» Brief: Scan the records for the word "into". Report each line where it occurs.

(Website and app data records)
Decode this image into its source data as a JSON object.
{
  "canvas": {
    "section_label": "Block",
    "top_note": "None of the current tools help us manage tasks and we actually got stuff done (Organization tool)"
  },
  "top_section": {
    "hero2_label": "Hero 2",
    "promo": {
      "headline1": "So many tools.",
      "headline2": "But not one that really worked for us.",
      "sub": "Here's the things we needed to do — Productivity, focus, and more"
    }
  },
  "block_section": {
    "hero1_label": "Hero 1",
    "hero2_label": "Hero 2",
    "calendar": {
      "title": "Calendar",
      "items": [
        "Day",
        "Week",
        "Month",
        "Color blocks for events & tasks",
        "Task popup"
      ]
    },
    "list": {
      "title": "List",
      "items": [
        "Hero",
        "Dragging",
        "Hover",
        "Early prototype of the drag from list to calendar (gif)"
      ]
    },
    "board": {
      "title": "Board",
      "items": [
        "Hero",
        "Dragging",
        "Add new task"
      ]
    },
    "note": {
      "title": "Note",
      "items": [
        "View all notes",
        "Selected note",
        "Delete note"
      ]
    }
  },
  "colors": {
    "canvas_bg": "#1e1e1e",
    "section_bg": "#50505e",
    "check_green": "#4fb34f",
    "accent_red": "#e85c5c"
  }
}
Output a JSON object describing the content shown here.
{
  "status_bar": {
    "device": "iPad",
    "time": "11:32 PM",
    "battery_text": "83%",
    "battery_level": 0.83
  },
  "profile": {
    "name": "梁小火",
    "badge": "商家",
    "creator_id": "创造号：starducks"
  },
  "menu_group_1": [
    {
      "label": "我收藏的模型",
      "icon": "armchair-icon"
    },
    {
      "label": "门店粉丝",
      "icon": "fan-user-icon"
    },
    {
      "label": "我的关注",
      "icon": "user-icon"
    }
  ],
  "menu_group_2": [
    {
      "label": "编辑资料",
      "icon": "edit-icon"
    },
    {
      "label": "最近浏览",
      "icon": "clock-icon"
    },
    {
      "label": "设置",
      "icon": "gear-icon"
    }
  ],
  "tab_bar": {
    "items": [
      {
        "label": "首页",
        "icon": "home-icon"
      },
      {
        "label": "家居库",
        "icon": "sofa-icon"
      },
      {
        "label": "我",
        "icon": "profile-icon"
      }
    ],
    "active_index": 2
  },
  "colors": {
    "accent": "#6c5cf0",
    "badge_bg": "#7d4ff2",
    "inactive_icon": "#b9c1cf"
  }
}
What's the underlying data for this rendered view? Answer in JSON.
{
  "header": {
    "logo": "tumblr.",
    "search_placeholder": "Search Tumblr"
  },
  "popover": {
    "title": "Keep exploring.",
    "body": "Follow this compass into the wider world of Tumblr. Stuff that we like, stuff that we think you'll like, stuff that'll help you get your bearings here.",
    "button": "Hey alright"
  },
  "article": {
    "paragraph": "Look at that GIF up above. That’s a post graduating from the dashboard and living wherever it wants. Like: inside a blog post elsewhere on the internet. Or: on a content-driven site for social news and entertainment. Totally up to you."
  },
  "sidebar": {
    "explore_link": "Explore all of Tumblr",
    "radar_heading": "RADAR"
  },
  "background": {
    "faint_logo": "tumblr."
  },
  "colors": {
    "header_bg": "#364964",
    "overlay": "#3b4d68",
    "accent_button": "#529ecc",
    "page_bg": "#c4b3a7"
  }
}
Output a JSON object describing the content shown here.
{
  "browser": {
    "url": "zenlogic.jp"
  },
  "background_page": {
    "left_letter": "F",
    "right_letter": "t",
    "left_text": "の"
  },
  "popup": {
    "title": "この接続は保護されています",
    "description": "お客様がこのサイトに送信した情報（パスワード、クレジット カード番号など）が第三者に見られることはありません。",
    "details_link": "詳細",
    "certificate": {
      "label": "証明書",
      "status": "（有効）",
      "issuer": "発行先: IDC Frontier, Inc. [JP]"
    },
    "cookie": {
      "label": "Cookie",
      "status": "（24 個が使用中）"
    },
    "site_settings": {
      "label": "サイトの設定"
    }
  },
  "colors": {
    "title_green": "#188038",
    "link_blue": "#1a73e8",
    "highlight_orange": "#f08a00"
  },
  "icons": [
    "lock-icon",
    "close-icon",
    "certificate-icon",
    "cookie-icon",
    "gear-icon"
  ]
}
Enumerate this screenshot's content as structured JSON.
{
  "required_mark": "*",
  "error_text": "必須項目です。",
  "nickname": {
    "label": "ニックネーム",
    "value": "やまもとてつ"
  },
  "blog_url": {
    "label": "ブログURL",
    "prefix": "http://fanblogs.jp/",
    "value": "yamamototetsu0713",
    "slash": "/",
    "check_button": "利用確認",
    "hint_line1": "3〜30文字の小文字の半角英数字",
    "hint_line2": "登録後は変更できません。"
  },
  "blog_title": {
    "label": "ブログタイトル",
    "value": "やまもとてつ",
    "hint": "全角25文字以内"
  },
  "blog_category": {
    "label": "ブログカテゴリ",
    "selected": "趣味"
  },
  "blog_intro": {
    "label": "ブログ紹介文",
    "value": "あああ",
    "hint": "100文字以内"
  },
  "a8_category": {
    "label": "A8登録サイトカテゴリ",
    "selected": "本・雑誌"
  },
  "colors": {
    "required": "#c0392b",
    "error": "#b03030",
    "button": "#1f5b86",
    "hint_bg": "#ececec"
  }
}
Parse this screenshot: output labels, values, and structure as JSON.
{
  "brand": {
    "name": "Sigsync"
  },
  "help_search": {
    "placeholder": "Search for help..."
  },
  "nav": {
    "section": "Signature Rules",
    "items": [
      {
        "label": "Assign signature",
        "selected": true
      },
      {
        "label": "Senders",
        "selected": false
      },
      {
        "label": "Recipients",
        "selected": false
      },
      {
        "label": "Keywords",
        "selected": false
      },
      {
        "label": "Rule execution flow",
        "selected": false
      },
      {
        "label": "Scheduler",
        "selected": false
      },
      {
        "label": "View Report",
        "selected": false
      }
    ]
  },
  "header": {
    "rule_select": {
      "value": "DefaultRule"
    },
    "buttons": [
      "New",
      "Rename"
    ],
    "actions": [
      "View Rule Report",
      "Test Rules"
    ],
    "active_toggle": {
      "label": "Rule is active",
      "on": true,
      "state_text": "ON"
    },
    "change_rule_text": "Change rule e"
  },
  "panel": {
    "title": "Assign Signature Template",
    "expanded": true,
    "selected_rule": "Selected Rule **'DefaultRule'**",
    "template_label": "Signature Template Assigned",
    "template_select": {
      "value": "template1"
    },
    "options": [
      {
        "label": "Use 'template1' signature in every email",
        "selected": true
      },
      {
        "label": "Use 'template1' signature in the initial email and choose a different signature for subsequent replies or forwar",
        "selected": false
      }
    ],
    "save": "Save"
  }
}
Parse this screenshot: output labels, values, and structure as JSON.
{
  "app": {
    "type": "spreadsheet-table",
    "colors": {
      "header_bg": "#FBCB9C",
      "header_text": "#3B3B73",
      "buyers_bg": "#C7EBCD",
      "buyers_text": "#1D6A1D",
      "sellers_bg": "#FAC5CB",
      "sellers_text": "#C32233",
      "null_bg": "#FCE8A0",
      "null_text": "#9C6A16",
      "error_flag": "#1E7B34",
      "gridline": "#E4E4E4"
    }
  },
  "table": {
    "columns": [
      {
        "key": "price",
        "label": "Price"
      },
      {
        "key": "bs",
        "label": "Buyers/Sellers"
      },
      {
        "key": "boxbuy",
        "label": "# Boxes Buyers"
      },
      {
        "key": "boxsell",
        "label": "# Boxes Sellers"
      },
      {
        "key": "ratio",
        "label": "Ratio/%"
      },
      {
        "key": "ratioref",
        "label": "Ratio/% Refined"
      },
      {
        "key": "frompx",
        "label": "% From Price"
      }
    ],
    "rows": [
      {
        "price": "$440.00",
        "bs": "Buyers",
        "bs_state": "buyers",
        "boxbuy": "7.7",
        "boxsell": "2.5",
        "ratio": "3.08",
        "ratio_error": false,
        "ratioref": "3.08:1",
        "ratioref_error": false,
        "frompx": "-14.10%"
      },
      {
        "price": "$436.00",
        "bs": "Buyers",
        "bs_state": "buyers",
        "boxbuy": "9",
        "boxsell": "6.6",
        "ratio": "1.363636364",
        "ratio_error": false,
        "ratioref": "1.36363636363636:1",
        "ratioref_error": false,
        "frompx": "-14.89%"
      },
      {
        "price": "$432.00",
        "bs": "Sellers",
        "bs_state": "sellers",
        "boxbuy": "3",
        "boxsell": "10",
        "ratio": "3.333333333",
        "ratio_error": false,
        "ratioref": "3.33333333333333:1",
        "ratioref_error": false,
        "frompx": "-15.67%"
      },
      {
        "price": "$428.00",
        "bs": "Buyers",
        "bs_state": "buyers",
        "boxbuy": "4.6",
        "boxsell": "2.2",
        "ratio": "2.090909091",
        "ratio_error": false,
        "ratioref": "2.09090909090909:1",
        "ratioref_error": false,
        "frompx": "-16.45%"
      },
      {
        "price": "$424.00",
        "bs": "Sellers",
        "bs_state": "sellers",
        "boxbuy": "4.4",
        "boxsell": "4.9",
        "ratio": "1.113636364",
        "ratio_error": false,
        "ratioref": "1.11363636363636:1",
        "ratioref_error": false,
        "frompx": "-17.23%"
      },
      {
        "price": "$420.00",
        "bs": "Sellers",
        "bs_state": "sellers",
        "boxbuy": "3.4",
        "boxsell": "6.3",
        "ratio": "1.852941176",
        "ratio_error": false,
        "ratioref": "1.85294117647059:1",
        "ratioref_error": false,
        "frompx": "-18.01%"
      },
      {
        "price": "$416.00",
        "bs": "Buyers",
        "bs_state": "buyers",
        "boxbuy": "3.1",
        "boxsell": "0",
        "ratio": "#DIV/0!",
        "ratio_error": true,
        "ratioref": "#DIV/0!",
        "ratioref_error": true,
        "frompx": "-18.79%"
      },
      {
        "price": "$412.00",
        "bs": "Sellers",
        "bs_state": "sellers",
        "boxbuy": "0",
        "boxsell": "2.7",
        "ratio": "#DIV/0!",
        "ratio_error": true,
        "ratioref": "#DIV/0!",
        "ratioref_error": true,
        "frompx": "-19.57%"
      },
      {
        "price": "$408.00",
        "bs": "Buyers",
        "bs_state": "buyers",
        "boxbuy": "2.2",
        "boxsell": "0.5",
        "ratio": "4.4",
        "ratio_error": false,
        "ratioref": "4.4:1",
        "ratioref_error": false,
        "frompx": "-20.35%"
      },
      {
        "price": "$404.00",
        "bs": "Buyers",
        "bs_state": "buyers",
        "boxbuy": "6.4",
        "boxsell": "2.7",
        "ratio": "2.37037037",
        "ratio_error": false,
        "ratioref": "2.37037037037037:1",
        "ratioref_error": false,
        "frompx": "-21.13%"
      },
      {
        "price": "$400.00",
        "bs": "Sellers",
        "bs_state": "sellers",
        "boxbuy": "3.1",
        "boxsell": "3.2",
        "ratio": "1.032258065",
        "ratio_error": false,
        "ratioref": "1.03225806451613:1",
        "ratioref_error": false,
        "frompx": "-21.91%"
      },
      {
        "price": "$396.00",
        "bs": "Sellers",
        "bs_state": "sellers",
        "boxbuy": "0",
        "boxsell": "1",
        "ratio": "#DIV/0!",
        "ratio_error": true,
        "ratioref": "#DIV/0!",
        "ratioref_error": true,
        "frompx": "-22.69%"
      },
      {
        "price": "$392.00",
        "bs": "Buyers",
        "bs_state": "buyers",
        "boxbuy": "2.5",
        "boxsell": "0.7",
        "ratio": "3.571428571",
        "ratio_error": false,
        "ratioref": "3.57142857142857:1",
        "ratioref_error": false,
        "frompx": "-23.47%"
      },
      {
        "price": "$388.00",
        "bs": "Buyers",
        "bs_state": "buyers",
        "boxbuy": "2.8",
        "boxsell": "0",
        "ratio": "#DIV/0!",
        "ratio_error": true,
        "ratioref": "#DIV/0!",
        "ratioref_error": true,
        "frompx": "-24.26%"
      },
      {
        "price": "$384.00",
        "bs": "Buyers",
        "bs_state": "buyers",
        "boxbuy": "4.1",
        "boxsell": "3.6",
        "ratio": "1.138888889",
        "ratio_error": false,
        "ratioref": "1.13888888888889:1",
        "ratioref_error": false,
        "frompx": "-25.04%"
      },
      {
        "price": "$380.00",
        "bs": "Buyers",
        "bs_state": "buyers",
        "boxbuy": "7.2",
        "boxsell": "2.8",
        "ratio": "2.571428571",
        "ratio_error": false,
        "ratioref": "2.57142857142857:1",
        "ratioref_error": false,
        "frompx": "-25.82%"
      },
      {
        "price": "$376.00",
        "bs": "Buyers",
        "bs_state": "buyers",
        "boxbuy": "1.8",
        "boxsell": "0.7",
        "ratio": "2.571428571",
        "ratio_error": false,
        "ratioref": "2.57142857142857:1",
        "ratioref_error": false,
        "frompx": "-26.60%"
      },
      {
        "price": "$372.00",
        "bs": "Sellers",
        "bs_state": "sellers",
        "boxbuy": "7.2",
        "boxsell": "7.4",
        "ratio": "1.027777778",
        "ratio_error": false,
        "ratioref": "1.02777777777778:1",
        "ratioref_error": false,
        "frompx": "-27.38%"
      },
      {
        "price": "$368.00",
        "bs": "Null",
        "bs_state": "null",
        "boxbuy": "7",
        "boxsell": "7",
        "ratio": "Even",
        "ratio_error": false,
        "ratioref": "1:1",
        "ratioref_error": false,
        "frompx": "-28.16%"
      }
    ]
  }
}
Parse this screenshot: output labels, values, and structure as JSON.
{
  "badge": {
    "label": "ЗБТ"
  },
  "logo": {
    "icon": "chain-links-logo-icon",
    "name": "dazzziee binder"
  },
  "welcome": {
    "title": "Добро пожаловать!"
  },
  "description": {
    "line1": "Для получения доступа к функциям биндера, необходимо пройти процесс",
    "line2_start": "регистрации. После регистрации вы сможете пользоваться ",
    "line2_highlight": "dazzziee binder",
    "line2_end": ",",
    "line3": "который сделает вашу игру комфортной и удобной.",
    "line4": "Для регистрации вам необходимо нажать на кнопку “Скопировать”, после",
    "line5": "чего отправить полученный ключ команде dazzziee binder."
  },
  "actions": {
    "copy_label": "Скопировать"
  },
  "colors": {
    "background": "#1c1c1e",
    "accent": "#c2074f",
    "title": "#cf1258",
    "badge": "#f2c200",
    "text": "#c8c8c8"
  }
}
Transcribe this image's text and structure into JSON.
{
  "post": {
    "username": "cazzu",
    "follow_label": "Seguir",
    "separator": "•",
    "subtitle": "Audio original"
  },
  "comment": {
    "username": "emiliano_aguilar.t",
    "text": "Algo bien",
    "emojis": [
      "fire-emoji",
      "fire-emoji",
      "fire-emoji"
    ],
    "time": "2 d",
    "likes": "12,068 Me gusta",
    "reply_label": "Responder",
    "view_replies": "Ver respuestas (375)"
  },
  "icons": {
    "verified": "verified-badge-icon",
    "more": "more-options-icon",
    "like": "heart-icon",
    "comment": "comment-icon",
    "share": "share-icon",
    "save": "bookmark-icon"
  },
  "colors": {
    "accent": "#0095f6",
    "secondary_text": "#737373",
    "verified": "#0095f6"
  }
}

» Task output:
Decode this image into its source data as a JSON object.
    "body": "Follow this compass into the wider world of Tumblr. Stuff that we like, stuff that we think you'll like, stuff that'll help you get your bearings here.",
Transcribe this image's text and structure into JSON.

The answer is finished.